## INFORMATION GIVEN
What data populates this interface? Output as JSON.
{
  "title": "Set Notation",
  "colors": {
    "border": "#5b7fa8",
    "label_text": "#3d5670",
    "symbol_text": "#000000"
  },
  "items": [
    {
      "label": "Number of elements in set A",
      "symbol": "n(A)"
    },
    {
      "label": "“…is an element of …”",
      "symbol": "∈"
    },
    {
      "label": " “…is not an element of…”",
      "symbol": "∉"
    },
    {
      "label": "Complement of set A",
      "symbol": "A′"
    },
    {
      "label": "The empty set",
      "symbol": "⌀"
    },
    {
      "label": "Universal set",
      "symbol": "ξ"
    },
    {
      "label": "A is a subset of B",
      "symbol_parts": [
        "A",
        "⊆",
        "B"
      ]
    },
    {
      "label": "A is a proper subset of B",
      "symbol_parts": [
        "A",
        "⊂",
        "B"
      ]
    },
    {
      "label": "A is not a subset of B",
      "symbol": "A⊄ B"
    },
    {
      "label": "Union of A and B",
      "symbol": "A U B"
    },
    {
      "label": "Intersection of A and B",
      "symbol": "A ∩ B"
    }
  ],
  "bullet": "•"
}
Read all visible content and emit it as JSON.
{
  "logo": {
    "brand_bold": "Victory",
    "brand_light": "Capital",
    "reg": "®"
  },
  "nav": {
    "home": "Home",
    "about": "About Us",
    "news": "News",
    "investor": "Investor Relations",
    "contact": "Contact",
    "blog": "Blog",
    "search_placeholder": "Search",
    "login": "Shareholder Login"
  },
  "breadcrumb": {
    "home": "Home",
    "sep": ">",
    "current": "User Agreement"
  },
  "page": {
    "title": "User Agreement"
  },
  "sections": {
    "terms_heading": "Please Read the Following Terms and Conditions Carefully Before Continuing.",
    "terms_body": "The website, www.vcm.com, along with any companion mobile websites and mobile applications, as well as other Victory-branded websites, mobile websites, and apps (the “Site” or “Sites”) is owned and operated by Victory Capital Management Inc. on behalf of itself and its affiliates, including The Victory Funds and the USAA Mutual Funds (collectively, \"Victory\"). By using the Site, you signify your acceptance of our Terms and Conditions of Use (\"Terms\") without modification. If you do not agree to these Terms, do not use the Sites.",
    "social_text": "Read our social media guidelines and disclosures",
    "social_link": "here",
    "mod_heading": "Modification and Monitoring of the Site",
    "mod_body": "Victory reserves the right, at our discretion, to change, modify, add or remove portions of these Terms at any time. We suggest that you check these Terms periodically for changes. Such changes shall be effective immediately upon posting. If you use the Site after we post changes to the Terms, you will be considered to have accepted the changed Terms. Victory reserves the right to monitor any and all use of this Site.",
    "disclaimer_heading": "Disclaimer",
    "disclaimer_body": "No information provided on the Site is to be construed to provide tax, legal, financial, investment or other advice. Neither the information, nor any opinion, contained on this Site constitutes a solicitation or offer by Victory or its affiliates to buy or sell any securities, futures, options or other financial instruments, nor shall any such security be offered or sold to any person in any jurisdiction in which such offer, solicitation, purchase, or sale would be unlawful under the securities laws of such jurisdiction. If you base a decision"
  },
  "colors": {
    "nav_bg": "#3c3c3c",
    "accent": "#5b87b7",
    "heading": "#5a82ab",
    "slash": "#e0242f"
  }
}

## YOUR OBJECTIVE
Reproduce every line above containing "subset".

## RESULT FOR THIS EXERCISE
      "label": "A is a subset of B",
      "label": "A is a proper subset of B",
      "label": "A is not a subset of B",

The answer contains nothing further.